[Interface dataset entries]

■ ■ ■ ■ ■ ■ ■

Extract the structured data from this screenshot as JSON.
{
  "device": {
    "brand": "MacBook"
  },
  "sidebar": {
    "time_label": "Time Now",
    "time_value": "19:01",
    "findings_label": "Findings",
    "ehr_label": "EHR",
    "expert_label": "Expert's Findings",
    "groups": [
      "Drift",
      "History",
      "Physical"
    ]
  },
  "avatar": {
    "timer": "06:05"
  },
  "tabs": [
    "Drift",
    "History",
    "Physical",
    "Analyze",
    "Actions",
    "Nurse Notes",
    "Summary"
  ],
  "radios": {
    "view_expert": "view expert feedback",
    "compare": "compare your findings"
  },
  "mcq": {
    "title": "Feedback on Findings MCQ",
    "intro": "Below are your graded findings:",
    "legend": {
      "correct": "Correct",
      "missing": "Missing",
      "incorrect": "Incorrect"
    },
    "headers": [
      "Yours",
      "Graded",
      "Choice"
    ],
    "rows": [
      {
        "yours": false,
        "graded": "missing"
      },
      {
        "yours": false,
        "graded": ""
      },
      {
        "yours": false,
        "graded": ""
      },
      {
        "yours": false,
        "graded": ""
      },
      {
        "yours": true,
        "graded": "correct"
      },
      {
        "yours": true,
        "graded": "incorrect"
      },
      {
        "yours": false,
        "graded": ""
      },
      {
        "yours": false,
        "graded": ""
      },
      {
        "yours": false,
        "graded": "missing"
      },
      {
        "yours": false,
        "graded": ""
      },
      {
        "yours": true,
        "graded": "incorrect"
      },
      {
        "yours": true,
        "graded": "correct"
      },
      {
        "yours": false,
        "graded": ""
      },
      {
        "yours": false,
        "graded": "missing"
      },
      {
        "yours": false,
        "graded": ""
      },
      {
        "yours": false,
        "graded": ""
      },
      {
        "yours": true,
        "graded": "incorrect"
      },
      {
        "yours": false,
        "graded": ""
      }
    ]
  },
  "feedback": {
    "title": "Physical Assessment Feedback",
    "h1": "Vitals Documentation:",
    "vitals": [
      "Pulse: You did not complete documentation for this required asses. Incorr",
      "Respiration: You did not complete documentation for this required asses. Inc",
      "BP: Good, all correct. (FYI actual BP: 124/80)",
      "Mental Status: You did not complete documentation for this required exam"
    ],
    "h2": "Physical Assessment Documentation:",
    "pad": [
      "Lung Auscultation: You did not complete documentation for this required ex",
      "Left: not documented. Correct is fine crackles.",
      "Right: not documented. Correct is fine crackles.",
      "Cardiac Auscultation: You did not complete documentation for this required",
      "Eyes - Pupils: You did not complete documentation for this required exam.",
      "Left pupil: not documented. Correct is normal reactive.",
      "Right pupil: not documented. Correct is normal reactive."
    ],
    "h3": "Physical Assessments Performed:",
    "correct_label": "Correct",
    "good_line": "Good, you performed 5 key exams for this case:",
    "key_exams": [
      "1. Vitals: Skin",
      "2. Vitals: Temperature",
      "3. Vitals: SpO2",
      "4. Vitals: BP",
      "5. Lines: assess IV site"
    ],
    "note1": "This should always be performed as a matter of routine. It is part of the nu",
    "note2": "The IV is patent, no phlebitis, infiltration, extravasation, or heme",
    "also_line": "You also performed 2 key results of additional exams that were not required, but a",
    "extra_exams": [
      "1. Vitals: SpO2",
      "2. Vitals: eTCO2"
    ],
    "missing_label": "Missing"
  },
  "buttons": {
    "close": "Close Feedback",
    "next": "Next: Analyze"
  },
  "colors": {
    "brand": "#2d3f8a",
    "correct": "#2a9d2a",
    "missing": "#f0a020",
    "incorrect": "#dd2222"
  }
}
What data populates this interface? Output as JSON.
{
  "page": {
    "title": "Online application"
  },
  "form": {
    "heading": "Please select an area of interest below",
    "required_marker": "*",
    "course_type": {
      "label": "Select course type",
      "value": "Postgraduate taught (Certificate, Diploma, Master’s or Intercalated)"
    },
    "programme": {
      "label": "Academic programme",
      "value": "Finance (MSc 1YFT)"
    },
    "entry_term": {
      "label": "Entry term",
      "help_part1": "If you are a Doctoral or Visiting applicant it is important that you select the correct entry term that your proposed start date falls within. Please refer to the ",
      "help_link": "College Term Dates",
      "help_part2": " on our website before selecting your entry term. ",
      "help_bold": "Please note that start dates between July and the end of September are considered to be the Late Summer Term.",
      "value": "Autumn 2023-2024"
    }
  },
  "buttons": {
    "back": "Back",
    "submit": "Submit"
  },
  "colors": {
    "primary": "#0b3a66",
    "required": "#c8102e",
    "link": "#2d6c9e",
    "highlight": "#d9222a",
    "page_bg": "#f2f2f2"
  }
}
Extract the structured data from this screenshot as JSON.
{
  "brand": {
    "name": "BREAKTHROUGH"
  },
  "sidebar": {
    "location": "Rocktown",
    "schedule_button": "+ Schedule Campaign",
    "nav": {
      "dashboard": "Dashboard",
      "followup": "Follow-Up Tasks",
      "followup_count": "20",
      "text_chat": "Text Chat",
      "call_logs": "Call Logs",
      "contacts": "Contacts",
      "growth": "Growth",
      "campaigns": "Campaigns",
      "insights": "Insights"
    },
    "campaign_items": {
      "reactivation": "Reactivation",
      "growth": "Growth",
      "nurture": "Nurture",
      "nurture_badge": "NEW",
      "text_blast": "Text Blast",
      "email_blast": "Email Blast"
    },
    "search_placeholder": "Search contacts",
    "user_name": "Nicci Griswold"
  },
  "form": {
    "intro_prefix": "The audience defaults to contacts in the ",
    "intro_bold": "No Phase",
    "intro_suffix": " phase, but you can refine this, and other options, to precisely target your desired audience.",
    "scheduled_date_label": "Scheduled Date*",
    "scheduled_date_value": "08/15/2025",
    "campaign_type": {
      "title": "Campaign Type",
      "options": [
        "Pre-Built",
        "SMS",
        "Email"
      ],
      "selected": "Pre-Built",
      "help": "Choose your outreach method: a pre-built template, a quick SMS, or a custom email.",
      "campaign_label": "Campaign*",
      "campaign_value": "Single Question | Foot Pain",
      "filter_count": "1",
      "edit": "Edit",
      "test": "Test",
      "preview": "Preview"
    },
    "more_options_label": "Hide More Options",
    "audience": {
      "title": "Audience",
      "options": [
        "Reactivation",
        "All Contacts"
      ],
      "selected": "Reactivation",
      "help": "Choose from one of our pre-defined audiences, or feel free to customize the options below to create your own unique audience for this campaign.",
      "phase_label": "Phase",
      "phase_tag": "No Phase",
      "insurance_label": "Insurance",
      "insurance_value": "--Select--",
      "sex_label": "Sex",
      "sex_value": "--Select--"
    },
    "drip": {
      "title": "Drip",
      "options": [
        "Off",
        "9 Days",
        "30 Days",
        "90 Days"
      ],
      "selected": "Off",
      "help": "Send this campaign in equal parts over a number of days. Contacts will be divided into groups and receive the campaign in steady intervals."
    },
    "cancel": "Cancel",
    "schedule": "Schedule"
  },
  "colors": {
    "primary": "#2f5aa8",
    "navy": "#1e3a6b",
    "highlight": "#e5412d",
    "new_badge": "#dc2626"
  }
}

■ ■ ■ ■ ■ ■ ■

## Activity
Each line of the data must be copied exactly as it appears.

## Output for this task
Extract the structured data from this screenshot as JSON.
{
  "device": {
    "brand": "MacBook"
  },
  "sidebar": {
    "time_label": "Time Now",
    "time_value": "19:01",
    "findings_label": "Findings",
    "ehr_label": "EHR",
    "expert_label": "Expert's Findings",
    "groups": [
      "Drift",
      "History",
      "Physical"
    ]
  },
  "avatar": {
    "timer": "06:05"
  },
  "tabs": [
    "Drift",
    "History",
    "Physical",
    "Analyze",
    "Actions",
    "Nurse Notes",
    "Summary"
  ],
  "radios": {
    "view_expert": "view expert feedback",
    "compare": "compare your findings"
  },
  "mcq": {
    "title": "Feedback on Findings MCQ",
    "intro": "Below are your graded findings:",
    "legend": {
      "correct": "Correct",
      "missing": "Missing",
      "incorrect": "Incorrect"
    },
    "headers": [
      "Yours",
      "Graded",
      "Choice"
    ],
    "rows": [
      {
        "yours": false,
        "graded": "missing"
      },
      {
        "yours": false,
        "graded": ""
      },
      {
        "yours": false,
        "graded": ""
      },
      {
        "yours": false,
        "graded": ""
      },
      {
        "yours": true,
        "graded": "correct"
      },
      {
        "yours": true,
        "graded": "incorrect"
      },
      {
        "yours": false,
        "graded": ""
      },
      {
        "yours": false,
        "graded": ""
      },
      {
        "yours": false,
        "graded": "missing"
      },
      {
        "yours": false,
        "graded": ""
      },
      {
        "yours": true,
        "graded": "incorrect"
      },
      {
        "yours": true,
        "graded": "correct"
      },
      {
        "yours": false,
        "graded": ""
      },
      {
        "yours": false,
        "graded": "missing"
      },
      {
        "yours": false,
        "graded": ""
      },
      {
        "yours": false,
        "graded": ""
      },
      {
        "yours": true,
        "graded": "incorrect"
      },
      {
        "yours": false,
        "graded": ""
      }
    ]
  },
  "feedback": {
    "title": "Physical Assessment Feedback",
    "h1": "Vitals Documentation:",
    "vitals": [
      "Pulse: You did not complete documentation for this required asses. Incorr",
      "Respiration: You did not complete documentation for this required asses. Inc",
      "BP: Good, all correct. (FYI actual BP: 124/80)",
      "Mental Status: You did not complete documentation for this required exam"
    ],
    "h2": "Physical Assessment Documentation:",
    "pad": [
      "Lung Auscultation: You did not complete documentation for this required ex",
      "Left: not documented. Correct is fine crackles.",
      "Right: not documented. Correct is fine crackles.",
      "Cardiac Auscultation: You did not complete documentation for this required",
      "Eyes - Pupils: You did not complete documentation for this required exam.",
      "Left pupil: not documented. Correct is normal reactive.",
      "Right pupil: not documented. Correct is normal reactive."
    ],
    "h3": "Physical Assessments Performed:",
    "correct_label": "Correct",
    "good_line": "Good, you performed 5 key exams for this case:",
    "key_exams": [
      "1. Vitals: Skin",
      "2. Vitals: Temperature",
      "3. Vitals: SpO2",
      "4. Vitals: BP",
      "5. Lines: assess IV site"
    ],
    "note1": "This should always be performed as a matter of routine. It is part of the nu",
    "note2": "The IV is patent, no phlebitis, infiltration, extravasation, or heme",
    "also_line": "You also performed 2 key results of additional exams that were not required, but a",
    "extra_exams": [
      "1. Vitals: SpO2",
      "2. Vitals: eTCO2"
    ],
    "missing_label": "Missing"
  },
  "buttons": {
    "close": "Close Feedback",
    "next": "Next: Analyze"
  },
  "colors": {
    "brand": "#2d3f8a",
    "correct": "#2a9d2a",
    "missing": "#f0a020",
    "incorrect": "#dd2222"
  }
}
What data populates this interface? Output as JSON.
{
  "page": {
    "title": "Online application"
  },
  "form": {
    "heading": "Please select an area of interest below",
    "required_marker": "*",
    "course_type": {
      "label": "Select course type",
      "value": "Postgraduate taught (Certificate, Diploma, Master’s or Intercalated)"
    },
    "programme": {
      "label": "Academic programme",
      "value": "Finance (MSc 1YFT)"
    },
    "entry_term": {
      "label": "Entry term",
      "help_part1": "If you are a Doctoral or Visiting applicant it is important that you select the correct entry term that your proposed start date falls within. Please refer to the ",
      "help_link": "College Term Dates",
      "help_part2": " on our website before selecting your entry term. ",
      "help_bold": "Please note that start dates between July and the end of September are considered to be the Late Summer Term.",
      "value": "Autumn 2023-2024"
    }
  },
  "buttons": {
    "back": "Back",
    "submit": "Submit"
  },
  "colors": {
    "primary": "#0b3a66",
    "required": "#c8102e",
    "link": "#2d6c9e",
    "highlight": "#d9222a",
    "page_bg": "#f2f2f2"
  }
}
Extract the structured data from this screenshot as JSON.
{
  "brand": {
    "name": "BREAKTHROUGH"
  },
  "sidebar": {
    "location": "Rocktown",
    "schedule_button": "+ Schedule Campaign",
    "nav": {
      "dashboard": "Dashboard",
      "followup": "Follow-Up Tasks",
      "followup_count": "20",
      "text_chat": "Text Chat",
      "call_logs": "Call Logs",
      "contacts": "Contacts",
      "growth": "Growth",
      "campaigns": "Campaigns",
      "insights": "Insights"
    },
    "campaign_items": {
      "reactivation": "Reactivation",
      "growth": "Growth",
      "nurture": "Nurture",
      "nurture_badge": "NEW",
      "text_blast": "Text Blast",
      "email_blast": "Email Blast"
    },
    "search_placeholder": "Search contacts",
    "user_name": "Nicci Griswold"
  },
  "form": {
    "intro_prefix": "The audience defaults to contacts in the ",
    "intro_bold": "No Phase",
    "intro_suffix": " phase, but you can refine this, and other options, to precisely target your desired audience.",
    "scheduled_date_label": "Scheduled Date*",
    "scheduled_date_value": "08/15/2025",
    "campaign_type": {
      "title": "Campaign Type",
      "options": [
        "Pre-Built",
        "SMS",
        "Email"
      ],
      "selected": "Pre-Built",
      "help": "Choose your outreach method: a pre-built template, a quick SMS, or a custom email.",
      "campaign_label": "Campaign*",
      "campaign_value": "Single Question | Foot Pain",
      "filter_count": "1",
      "edit": "Edit",
      "test": "Test",
      "preview": "Preview"
    },
    "more_options_label": "Hide More Options",
    "audience": {
      "title": "Audience",
      "options": [
        "Reactivation",
        "All Contacts"
      ],
      "selected": "Reactivation",
      "help": "Choose from one of our pre-defined audiences, or feel free to customize the options below to create your own unique audience for this campaign.",
      "phase_label": "Phase",
      "phase_tag": "No Phase",
      "insurance_label": "Insurance",
      "insurance_value": "--Select--",
      "sex_label": "Sex",
      "sex_value": "--Select--"
    },
    "drip": {
      "title": "Drip",
      "options": [
        "Off",
        "9 Days",
        "30 Days",
        "90 Days"
      ],
      "selected": "Off",
      "help": "Send this campaign in equal parts over a number of days. Contacts will be divided into groups and receive the campaign in steady intervals."
    },
    "cancel": "Cancel",
    "schedule": "Schedule"
  },
  "colors": {
    "primary": "#2f5aa8",
    "navy": "#1e3a6b",
    "highlight": "#e5412d",
    "new_badge": "#dc2626"
  }
}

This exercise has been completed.